Each level plays out with three main skills. You can jump really high, or far, and use this to scale walls, smash though windows, or pounce on guards. You can (after the first couple of levels) hack electronic devices too, rewiring the building so that, for example, a light switch now opens a door, or a security camera calls a lift. Finally, you can punch (and later, shoot) guards, although to score highly you need to be silent, undetected and refrain from violence.
Far from being a platform game like the superficially similar The Swindle, the emphasis is much more on puzzle solving, with often many solutions – sometimes clever, sometimes funny. Wiring up a motion sensor to a plug socket so that one guard electrocutes another elsewhere in the building never ceases to entertain. As you unlock more abilities (such as more powerful jumps or additional gadgets), more solutions present themselves. I realised that I could, on a very late mission, use a light switch to trigger a guard’s gun for instance – and he merrily shot his own guardchums.

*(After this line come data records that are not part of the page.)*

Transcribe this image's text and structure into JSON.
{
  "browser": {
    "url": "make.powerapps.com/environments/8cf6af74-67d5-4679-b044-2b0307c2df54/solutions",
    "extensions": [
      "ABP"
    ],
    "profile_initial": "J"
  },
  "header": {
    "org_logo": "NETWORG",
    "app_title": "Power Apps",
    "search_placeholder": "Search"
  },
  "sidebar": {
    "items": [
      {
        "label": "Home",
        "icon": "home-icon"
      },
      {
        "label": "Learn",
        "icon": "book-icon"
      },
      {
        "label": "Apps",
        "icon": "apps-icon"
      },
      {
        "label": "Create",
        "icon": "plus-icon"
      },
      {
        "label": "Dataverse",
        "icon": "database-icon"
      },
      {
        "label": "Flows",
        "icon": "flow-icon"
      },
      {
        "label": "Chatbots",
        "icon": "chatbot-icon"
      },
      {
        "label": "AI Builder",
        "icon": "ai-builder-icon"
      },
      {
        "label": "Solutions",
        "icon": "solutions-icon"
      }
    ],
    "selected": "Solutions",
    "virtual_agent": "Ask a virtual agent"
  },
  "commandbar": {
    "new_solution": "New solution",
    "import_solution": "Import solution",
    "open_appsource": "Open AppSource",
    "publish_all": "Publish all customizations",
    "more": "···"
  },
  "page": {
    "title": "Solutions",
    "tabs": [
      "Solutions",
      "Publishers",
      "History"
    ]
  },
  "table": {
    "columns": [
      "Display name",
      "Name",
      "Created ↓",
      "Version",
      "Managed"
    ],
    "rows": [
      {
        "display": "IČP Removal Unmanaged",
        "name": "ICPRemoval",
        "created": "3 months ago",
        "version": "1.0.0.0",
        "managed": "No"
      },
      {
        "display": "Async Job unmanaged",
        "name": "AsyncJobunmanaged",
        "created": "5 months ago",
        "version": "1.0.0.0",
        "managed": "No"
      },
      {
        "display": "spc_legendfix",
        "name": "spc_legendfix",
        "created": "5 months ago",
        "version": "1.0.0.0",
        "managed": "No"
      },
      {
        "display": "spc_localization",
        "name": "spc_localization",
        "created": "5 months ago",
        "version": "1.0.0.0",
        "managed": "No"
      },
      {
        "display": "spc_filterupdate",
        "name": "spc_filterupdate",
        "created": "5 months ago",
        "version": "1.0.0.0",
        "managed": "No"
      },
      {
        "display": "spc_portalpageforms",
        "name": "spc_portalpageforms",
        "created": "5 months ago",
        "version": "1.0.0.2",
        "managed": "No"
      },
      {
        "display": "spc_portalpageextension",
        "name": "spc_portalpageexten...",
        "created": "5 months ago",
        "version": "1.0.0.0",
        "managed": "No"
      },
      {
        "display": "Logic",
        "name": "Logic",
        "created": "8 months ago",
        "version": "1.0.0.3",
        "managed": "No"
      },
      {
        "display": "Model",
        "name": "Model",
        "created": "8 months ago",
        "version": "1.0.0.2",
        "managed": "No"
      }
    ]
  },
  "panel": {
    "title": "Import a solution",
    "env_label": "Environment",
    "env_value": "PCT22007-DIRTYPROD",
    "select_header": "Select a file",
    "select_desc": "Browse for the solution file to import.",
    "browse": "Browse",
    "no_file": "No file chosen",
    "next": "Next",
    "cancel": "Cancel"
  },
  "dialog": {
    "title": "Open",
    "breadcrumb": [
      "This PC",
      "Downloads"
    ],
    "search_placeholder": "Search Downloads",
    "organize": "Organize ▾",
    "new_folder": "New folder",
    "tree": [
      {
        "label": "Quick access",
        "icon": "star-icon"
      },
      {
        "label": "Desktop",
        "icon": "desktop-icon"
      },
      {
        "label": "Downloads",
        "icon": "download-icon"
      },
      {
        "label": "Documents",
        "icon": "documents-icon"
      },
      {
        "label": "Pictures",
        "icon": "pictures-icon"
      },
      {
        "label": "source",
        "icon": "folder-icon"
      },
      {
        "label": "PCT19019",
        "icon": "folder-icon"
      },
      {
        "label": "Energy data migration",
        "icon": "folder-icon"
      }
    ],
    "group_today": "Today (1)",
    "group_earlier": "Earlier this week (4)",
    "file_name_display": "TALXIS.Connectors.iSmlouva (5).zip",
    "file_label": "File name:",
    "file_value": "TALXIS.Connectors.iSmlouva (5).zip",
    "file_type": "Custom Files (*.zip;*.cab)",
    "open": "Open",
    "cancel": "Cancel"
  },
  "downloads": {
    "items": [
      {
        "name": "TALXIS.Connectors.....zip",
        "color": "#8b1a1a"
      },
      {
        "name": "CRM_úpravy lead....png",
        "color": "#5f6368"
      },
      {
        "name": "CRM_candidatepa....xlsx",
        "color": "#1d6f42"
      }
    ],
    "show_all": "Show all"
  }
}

Gunpoint isn’t a long game (three hours, perhaps?) but it’s clever, makes you feel clever, and is genuinely fun and funny. If only I could remember, like most of my Steam games, why I own it.
Yes, the game is really called that. Yes, you can defecate in someone’s soup. You can also do it on their heads. And on dogs. And everywhere. That’s the idea.
It’s a totally stupid concept but since it was just 52 pence (in fact, less than that as I had some free credit) on Steam I bought it, played it a lot, poo’d everywhere, got all the achievements, and have now classed it as completed.
No no, no no no no, no no no no, no no there’s no temple.
Well, I say Mac, but in fact it’s a web browser game built in TWINE. It’s a narrative discovery game in the same sort of vein as Gone Home and Dr. Langeskov, The Tiger, and The Terribly Cursed Emerald: A Whirlwind Heist, the latter of which is by the same people.
As it’s TWINE, and therefore basically a text medium choose your own adventure, it isn’t as technically impressive as those other games. The story is fun, self referential and sarcastic. It’s short, I’m not sure it’s possible to not complete it (unless you just quit, I suppose), but it’s definitely worth a play. And it’s free, so you’ve no excuse. You can find it here.
Emily is Away was an odd one. On one hand, it was very easy in the sense that you can’t really fail and it’s pretty short, but on the other hand it appears to be impossible to get a good ending. I’m not sure I missed anything, as I played it through a few times and although you can get different endings, none of them I’d suggest were “good”.
The game I’ve played before which is most like Emily is Away is probably the iOS game Lifeline. Whereas that played out like a Choose Your Own Adventure in real-time over a course of a few days, Emily is Away is real-time multiple choice AOL chat-alike played out one chat per year over five years.
You’re Emily’s friend, and you chat about music, school, college and friends. Depending on your actions, your relationship with her can be platonic, unrequited or temporarily requited (it seems), as you live apart for your college years and she ends up in a strained relationship with Brad while you offer advice from afar. Will she see your advice as interfering, helpful, or with an ulterior motive? That’s where the sometimes ambiguous multiple choice comes in.
Ultimately, all my attempts ended up with me being miserable, her being miserable, or both of us being miserable – and with us losing our friendship completely. See, no good ending. Actually, there’s an early tip-off that there’s no good ending when Emily tells you she’s really into Coldplay. That probably tells you a lot about Emily.
It was an interesting game to play, and since it’s free (or “pay what you want”, if you want) it’s definitely worth a look. Just don’t expect any sort of happy ending.